PROVIDED ENTRIES below:

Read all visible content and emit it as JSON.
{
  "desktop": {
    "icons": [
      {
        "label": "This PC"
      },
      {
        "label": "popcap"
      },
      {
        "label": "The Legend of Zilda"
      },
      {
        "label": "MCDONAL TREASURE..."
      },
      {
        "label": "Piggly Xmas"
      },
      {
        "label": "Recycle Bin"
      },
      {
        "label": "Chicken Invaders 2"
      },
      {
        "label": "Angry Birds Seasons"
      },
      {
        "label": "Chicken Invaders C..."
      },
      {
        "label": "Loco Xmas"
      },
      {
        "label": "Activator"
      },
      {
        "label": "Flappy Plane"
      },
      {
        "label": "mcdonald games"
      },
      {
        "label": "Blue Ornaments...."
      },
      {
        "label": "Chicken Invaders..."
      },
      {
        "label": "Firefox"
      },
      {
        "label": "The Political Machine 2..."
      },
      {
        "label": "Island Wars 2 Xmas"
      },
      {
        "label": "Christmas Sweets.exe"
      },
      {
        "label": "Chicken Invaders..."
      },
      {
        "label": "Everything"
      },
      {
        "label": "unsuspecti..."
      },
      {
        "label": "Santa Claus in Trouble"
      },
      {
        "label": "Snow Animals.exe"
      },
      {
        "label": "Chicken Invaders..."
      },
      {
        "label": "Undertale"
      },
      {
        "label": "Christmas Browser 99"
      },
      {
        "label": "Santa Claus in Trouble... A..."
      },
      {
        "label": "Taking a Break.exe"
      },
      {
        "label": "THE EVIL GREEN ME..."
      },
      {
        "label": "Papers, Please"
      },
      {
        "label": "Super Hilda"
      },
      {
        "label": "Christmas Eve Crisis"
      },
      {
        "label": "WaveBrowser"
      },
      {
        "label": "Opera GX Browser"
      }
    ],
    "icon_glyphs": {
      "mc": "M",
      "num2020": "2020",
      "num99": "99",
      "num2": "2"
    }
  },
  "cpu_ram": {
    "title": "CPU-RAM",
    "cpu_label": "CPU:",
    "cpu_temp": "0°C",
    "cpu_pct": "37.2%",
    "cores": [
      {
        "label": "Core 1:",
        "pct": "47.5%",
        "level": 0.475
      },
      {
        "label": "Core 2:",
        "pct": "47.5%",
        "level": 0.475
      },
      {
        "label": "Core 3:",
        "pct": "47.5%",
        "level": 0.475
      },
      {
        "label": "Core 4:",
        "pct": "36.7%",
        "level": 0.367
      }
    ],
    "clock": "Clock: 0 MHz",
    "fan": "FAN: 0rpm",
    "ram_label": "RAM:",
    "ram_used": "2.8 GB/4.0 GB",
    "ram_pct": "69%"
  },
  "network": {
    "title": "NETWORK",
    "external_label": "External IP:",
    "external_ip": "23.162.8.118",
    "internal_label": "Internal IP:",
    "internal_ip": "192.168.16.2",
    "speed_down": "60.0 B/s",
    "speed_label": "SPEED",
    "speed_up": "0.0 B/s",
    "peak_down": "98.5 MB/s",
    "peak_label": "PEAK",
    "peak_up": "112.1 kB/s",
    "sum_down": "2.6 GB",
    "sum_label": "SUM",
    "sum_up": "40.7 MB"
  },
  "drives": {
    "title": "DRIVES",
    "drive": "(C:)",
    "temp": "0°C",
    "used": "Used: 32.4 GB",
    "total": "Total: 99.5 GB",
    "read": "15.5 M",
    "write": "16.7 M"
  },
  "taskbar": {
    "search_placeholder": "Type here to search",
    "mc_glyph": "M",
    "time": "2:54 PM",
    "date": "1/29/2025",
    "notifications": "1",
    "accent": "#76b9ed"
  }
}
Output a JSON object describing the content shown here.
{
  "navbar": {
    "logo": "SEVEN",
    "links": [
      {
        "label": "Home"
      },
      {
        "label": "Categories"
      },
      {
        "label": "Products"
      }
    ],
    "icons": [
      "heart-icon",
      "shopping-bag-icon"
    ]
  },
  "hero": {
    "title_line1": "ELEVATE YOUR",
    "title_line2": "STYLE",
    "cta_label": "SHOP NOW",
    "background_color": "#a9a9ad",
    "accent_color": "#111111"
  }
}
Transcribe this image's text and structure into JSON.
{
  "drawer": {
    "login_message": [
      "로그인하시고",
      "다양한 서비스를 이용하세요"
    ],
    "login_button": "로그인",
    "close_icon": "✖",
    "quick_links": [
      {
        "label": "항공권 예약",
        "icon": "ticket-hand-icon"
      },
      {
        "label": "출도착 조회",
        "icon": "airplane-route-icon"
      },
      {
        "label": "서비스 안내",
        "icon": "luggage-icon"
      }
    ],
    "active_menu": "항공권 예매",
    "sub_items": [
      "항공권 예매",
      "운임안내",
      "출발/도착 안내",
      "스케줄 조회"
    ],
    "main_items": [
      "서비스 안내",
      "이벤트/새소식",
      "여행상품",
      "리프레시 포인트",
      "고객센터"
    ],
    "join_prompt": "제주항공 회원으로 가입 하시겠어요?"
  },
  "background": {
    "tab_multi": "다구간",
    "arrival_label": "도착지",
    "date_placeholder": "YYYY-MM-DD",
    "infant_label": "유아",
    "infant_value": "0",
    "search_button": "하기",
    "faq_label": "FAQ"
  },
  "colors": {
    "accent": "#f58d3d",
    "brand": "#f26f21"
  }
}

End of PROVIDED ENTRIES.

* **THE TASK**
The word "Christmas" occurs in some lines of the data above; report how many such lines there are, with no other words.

* **TASK OUTPUT**
3